Tag Archives: Windows

Is Microsoft more open than the Open Source community wants us to believe?

Is Microsoft more open than the Open Source community want us to believe? I think we need to “Hit Refresh” on our opinions as well!



The second day of MS Ignite 2017 was for me all about technical architecture in contradiction to the first day where strategic vision was the focal point.

Having been in my career at both sides of the proprietary vs open divide, I started in an academic and open source java oriented setting and moved to consultancy using MS .and NET oriented technologies, I must admit that what I’ve seen MS doing today with Linux was once again an eye-opener.

You see MS pushing for Windows on Linux and Linux on Windows. Not only is the command line interface cross platform but SQL, VS Code, .NET Core and ASP.NET Core are now running on Linux. This means .NET applications can be developed and run natively in a Linux environment.
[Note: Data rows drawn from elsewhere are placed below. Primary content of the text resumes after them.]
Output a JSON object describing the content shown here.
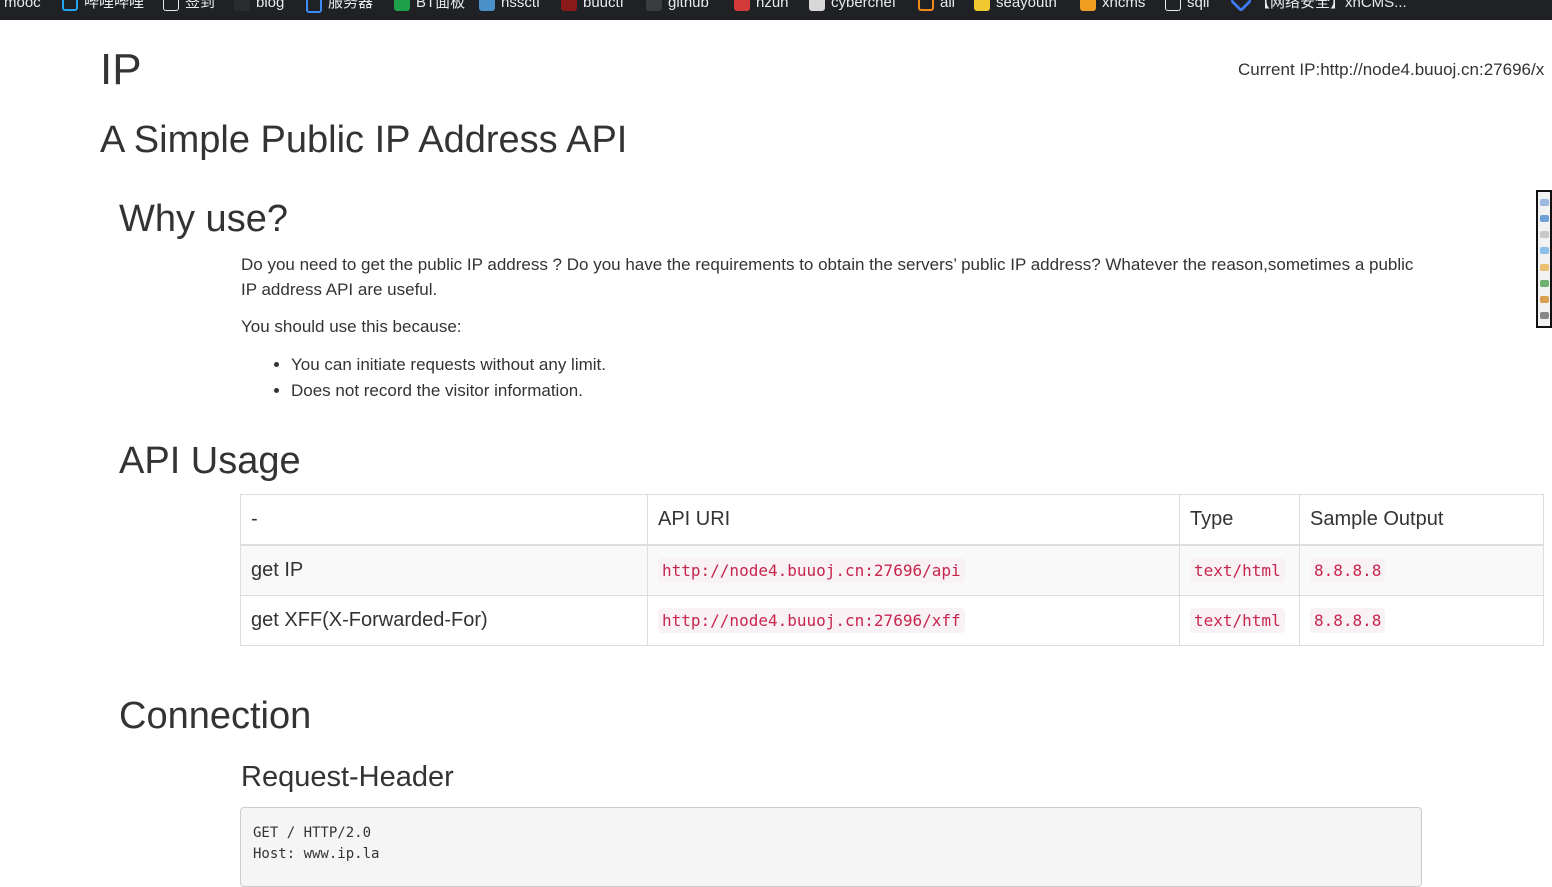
{
  "bookmarks": [
    {
      "label": "mooc",
      "icon": "generic-icon"
    },
    {
      "label": "哔哩哔哩",
      "icon": "bilibili-icon"
    },
    {
      "label": "签到",
      "icon": "globe-icon"
    },
    {
      "label": "blog",
      "icon": "blog-icon"
    },
    {
      "label": "服务器",
      "icon": "cloud-icon"
    },
    {
      "label": "BT面板",
      "icon": "bt-panel-icon"
    },
    {
      "label": "nssctf",
      "icon": "nssctf-icon"
    },
    {
      "label": "buuctf",
      "icon": "buuctf-icon"
    },
    {
      "label": "github",
      "icon": "github-icon"
    },
    {
      "label": "hzun",
      "icon": "hzun-icon"
    },
    {
      "label": "cyberchef",
      "icon": "cyberchef-icon"
    },
    {
      "label": "all",
      "icon": "all-icon"
    },
    {
      "label": "seayouth",
      "icon": "seayouth-icon"
    },
    {
      "label": "xhcms",
      "icon": "xhcms-icon"
    },
    {
      "label": "sqli",
      "icon": "globe-icon"
    },
    {
      "label": "【网络安全】xhCMS...",
      "icon": "chevron-icon"
    }
  ],
  "header": {
    "title": "IP",
    "current_ip": "Current IP:http://node4.buuoj.cn:27696/x"
  },
  "subtitle": "A Simple Public IP Address API",
  "why": {
    "heading": "Why use?",
    "paragraph": "Do you need to get the public IP address ? Do you have the requirements to obtain the servers’ public IP address? Whatever the reason,sometimes a public IP address API are useful.",
    "intro": "You should use this because:",
    "reasons": [
      "You can initiate requests without any limit.",
      "Does not record the visitor information."
    ]
  },
  "api_usage": {
    "heading": "API Usage",
    "columns": [
      "-",
      "API URI",
      "Type",
      "Sample Output"
    ],
    "rows": [
      {
        "name": "get IP",
        "uri": "http://node4.buuoj.cn:27696/api",
        "type": "text/html",
        "sample": "8.8.8.8"
      },
      {
        "name": "get XFF(X-Forwarded-For)",
        "uri": "http://node4.buuoj.cn:27696/xff",
        "type": "text/html",
        "sample": "8.8.8.8"
      }
    ]
  },
  "connection": {
    "heading": "Connection",
    "request_header_heading": "Request-Header",
    "request_lines": [
      "GET / HTTP/2.0",
      "Host: www.ip.la"
    ]
  },
  "colors": {
    "text": "#333333",
    "code_text": "#c7254e",
    "code_bg": "#f9f2f4",
    "bookmark_bar": "#1f2125",
    "table_stripe": "#f9f9f9",
    "table_border": "#dddddd"
  }
}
The support for Linux on Windows is also extending rapidly. Linux containers run on Windows. Bash, a traditional Linux CLI, runs on Windows. Also in the cloud we see great evolutions by now, 8 Linux distributions are supported with close Azure integration something you would only have expected from Windows VM’s before.

In the Apple IOS world, we are already more accustomed to MS solutions to be present. Think about Office for Mac, Skype and Visual Studio. I was amazed to see that Skype would come to Linux. We are still not there yet but I hope to see one day Office and Visual Studio running cross platform.

In the SharePoint and Office 365 world further adoption of open tools to support the development of customizations is realized. The push for JavaScript is remarkable. Development of extensions is relying on TypeScript, Gulp, Yeoman, React and node.js!

If you see the evolution one can ask, who is truly open across all these eco-systems? I remember in 1999 we said Linux and Windows would never work together I guess pigs can fly and hell just frozen over.

Hit refresh on your opinion of MS!

Switching to the Mac: The missing Manual

I have been working all my live in the Windows computing eco-system with the exception for Linux during my university and academic research time.

Recently I bought a Mac just to get to know this eco-system and to check for myself how easy it was to use Mac OS. I entered the arena with an open mind but got very fast disappointed. I see the same issues than I have on a Windows computer. The moment you need to set up something complex it is back to the command line. So far for user friendliness.

On top of that I found that a lot of out-of-the-box application are not really useful in an enterprise context. I tried the mail client and safari browser and quickly switch to Office for Mac and Google Chrome. I struggled to find a decent remote desktop application (VNC) that could deal with my Azerty keyboard. The out-off-the-box VNC server has this issue open since 2006. This is more than 10 years … so far for user friendliness.

To come back to the book as this is the focus of this blog post. To help me on my quest I used “Switching to the Mac: The missing Manual” by David Pogue. The book is a great companion and helps you quickly through the set-up and getting acquainted with the quirks of the Mac. It contains chapters on Mac equivalent software for things a Windows user is accustomed to and on free Mac software you want to consider.

Although I still have a lot of doubt and reservations for the Mac OS the book was a great help in the endeavor.